To me this falls down because of the same inherent flaw in something like Rocksmith - "training" to play the guitar by means of external stimuli, whether it's visual or tactile, means you're learning to react to those stimuli, not actually "learning to play the guitar". Fair enough when leaning to play there's visual aids like tabs and sheet music but you go at your own pace, they're not some kind of twitch test. Likewise there's audio stimuli in terms of backing tracks and even the sounds that come out of the guitar but those are part and parcel of music, indeed they're the stimuli you NEED to learn to react to.

I personally don't believe that adding something else into the mix is going to help in any way, and possible could end up being counterproductive. If external stimuli are part of someone's learning process for ear training are they really training their ear? Or just learning to associate the name of the interval with the stimulus? This just seems like a proposed fix for a problem that doesn't actually exist - especially when those additional factors aren't going to be present when someone actually plays.

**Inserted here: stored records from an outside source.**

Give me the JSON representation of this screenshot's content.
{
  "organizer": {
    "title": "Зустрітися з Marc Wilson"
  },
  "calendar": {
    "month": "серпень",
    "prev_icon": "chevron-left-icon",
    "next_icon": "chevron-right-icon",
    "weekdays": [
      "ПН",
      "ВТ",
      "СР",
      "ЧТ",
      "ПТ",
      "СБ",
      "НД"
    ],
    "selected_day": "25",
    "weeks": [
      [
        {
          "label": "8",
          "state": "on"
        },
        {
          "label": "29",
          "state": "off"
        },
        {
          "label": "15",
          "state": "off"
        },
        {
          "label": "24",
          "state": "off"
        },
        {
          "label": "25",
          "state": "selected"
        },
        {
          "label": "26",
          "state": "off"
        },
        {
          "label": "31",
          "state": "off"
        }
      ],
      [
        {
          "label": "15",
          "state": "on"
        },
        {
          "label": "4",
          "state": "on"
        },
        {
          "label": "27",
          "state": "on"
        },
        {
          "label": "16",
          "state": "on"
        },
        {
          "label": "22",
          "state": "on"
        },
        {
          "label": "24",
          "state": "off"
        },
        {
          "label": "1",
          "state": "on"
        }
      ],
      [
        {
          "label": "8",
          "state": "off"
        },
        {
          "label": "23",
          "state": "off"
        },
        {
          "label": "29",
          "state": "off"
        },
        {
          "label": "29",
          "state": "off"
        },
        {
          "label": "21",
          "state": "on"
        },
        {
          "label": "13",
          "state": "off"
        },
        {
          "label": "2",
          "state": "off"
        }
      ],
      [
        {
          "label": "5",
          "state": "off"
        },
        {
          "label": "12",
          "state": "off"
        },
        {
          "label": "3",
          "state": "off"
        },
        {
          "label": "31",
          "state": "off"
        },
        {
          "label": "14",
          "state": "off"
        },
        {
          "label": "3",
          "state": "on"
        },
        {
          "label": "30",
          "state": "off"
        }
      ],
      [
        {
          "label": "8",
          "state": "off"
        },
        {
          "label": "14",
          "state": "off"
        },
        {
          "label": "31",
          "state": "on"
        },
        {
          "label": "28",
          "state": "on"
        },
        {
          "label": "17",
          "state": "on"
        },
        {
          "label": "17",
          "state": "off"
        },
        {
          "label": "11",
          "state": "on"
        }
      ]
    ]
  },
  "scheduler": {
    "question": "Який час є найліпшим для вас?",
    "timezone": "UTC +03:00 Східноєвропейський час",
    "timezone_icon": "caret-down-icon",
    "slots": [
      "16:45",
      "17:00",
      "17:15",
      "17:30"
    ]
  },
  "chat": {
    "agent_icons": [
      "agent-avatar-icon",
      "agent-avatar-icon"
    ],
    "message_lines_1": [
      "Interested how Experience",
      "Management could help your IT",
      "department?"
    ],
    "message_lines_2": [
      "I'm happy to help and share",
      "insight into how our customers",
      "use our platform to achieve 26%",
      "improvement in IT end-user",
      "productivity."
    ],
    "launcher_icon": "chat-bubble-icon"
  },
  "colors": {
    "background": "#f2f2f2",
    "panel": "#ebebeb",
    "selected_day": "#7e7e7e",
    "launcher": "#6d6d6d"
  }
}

I guess the idea is that you create more associations to the interval. So not only do you have sound, but also touch. I guess in the same way, you could also associate a colour, or a smell to an interval as well. So a major 3rd might be green and smell of lavender for example. The more associations you create the stronger the neural connections. But yeah, it won't help with the technique of playing guitar.